“I mostly buy for clients, but sometimes there are bits and pieces left over. A few years ago I bought a filly named Lady Sniper for $20,000 and had a hard time selling her, so I kept a share.”

In keeping with Boomer Bloodstock’s rising fortunes that worked out brilliantly. After winning the ATC Inglis Sprint in December 2015 Lady Sniper, who is by Snippetson from the Arena mare Lady Titus, went on to capture the Gosford RC Gosford Guineas-LR four months later. Retired with earnings of more than $320,000, the story had another even happier chapter when she was sold to Newgate Farm at last year’s Inglis Broodmare Sale for $350,000.

“Occasionally the ones, for whatever reason, you have a hard time selling work out well,” Craig said, citing another recent example in Epic Grey. He is by Wicked Style (USA) from the Break The Vault mare Embellish and was secured for $67,500 at the Magic Millions QTIS sale in 2016 and was sent to Lindsey Smith, recording three wins, four seconds and a third from his first eight starts.

“During the past few years I’ve struck up a really good relationship in the west with Lindsay,” Craig said.

“He is an extremely good trainer and at the first sale we worked together he bought Scales of Justice.
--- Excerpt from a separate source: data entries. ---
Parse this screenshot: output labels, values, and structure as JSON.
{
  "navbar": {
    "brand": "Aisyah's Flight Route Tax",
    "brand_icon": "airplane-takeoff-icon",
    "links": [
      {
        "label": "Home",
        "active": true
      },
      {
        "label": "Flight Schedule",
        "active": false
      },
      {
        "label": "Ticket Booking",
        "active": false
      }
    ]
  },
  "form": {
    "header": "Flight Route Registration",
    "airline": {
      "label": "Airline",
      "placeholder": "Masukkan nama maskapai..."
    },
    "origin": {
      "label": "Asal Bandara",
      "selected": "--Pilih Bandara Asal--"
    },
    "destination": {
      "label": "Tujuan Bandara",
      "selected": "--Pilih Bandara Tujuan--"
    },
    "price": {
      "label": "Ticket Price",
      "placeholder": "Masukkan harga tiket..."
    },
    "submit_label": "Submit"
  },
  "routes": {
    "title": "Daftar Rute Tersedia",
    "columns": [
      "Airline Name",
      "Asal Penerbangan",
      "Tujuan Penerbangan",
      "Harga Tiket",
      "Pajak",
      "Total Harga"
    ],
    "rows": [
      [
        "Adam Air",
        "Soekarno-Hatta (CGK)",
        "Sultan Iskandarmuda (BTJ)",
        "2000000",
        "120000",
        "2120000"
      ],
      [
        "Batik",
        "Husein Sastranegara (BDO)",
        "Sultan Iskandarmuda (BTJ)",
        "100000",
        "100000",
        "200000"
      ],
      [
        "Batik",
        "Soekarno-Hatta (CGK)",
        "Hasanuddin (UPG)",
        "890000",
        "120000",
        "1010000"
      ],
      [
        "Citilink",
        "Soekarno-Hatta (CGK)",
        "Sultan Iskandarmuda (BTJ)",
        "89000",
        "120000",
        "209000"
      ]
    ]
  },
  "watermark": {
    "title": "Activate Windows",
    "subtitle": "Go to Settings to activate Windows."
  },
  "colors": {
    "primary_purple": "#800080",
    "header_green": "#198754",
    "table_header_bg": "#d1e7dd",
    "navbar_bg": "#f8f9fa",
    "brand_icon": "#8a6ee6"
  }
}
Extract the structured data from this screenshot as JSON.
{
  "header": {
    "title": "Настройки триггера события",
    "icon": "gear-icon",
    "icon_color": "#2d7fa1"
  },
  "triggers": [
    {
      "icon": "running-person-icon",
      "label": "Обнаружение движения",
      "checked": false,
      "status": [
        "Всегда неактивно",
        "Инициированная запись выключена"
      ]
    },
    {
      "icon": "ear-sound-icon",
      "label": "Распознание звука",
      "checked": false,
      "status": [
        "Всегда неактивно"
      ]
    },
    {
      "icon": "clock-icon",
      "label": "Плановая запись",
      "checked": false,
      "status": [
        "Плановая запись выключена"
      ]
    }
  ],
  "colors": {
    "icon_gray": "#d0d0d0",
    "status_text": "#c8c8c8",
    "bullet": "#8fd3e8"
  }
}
Everything has gone along smoothly since and that’s
the objective I have for all our clients.”

There could be more exciting times ahead for Craig too with Danzie, who is by Fastnet Rock from the Zabeel mare Zarzuela (NZ). Purchased by Boomer Bloodstock for $725,000 at the 2015 Inglis Australian Easter Yearling Sale Danzie, after being taken along quietly by Bjorn Baker, is now showing exceptional ability with two wins and two seconds in four starts
to mid-January and can be expected to become a force as this year unfolds. n